(Excerpts from an interface dataset)
[Start of section]

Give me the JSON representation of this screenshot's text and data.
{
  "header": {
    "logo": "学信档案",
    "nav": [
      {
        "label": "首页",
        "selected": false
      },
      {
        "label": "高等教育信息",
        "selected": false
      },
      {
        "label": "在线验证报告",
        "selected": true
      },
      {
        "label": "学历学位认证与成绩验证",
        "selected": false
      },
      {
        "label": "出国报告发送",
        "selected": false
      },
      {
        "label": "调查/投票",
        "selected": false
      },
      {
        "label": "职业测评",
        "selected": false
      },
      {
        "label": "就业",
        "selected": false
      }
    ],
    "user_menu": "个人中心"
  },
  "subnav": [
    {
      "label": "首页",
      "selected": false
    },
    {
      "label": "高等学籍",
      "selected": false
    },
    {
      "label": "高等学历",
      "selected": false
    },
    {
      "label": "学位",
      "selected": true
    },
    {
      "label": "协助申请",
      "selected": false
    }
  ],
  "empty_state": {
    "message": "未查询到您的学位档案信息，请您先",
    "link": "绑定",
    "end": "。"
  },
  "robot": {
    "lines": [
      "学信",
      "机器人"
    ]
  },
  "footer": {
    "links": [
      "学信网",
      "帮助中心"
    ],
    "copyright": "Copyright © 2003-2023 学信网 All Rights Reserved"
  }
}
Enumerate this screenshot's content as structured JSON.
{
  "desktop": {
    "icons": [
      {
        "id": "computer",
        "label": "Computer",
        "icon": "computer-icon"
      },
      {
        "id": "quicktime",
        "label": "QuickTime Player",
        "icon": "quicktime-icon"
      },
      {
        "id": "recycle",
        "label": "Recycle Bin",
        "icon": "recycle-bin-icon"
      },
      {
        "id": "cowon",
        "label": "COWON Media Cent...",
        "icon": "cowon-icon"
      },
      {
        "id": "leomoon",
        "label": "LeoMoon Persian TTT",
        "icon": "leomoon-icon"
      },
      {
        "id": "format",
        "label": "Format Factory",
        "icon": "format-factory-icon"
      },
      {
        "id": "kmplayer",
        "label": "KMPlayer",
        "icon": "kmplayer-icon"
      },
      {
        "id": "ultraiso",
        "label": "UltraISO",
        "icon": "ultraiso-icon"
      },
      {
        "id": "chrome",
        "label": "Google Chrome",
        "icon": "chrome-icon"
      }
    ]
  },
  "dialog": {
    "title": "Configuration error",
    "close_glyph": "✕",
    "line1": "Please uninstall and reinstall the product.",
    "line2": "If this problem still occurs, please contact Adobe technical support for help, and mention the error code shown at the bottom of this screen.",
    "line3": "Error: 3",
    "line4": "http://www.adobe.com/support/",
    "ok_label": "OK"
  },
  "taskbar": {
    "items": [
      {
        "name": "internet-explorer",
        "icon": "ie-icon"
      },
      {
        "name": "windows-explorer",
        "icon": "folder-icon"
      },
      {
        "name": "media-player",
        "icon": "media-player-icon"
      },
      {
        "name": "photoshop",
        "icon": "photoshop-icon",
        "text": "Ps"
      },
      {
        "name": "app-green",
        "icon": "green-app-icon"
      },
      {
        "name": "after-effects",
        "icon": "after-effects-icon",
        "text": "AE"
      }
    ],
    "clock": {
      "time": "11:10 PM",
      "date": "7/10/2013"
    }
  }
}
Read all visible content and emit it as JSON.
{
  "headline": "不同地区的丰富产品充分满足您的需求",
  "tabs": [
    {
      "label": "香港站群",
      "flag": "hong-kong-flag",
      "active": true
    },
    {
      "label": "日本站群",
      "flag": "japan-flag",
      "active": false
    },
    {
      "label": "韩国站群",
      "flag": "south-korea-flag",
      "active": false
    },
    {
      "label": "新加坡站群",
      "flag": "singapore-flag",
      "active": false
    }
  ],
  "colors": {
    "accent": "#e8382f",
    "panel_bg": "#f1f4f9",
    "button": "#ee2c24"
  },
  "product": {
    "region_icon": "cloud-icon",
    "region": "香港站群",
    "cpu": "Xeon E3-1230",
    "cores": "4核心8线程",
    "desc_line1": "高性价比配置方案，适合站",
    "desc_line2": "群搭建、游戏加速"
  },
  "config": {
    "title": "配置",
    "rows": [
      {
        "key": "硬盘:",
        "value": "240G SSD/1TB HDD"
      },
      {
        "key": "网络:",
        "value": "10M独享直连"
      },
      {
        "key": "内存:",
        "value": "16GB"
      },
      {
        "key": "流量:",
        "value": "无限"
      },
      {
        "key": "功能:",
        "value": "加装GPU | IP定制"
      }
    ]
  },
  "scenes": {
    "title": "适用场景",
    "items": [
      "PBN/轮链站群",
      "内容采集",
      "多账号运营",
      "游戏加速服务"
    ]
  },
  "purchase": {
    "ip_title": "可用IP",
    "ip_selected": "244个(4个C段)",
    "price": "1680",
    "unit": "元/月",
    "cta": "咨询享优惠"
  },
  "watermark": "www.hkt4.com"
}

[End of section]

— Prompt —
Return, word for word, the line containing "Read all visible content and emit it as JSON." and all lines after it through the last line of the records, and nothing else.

— Response to the exercise —
Read all visible content and emit it as JSON.
{
  "headline": "不同地区的丰富产品充分满足您的需求",
  "tabs": [
    {
      "label": "香港站群",
      "flag": "hong-kong-flag",
      "active": true
    },
    {
      "label": "日本站群",
      "flag": "japan-flag",
      "active": false
    },
    {
      "label": "韩国站群",
      "flag": "south-korea-flag",
      "active": false
    },
    {
      "label": "新加坡站群",
      "flag": "singapore-flag",
      "active": false
    }
  ],
  "colors": {
    "accent": "#e8382f",
    "panel_bg": "#f1f4f9",
    "button": "#ee2c24"
  },
  "product": {
    "region_icon": "cloud-icon",
    "region": "香港站群",
    "cpu": "Xeon E3-1230",
    "cores": "4核心8线程",
    "desc_line1": "高性价比配置方案，适合站",
    "desc_line2": "群搭建、游戏加速"
  },
  "config": {
    "title": "配置",
    "rows": [
      {
        "key": "硬盘:",
        "value": "240G SSD/1TB HDD"
      },
      {
        "key": "网络:",
        "value": "10M独享直连"
      },
      {
        "key": "内存:",
        "value": "16GB"
      },
      {
        "key": "流量:",
        "value": "无限"
      },
      {
        "key": "功能:",
        "value": "加装GPU | IP定制"
      }
    ]
  },
  "scenes": {
    "title": "适用场景",
    "items": [
      "PBN/轮链站群",
      "内容采集",
      "多账号运营",
      "游戏加速服务"
    ]
  },
  "purchase": {
    "ip_title": "可用IP",
    "ip_selected": "244个(4个C段)",
    "price": "1680",
    "unit": "元/月",
    "cta": "咨询享优惠"
  },
  "watermark": "www.hkt4.com"
}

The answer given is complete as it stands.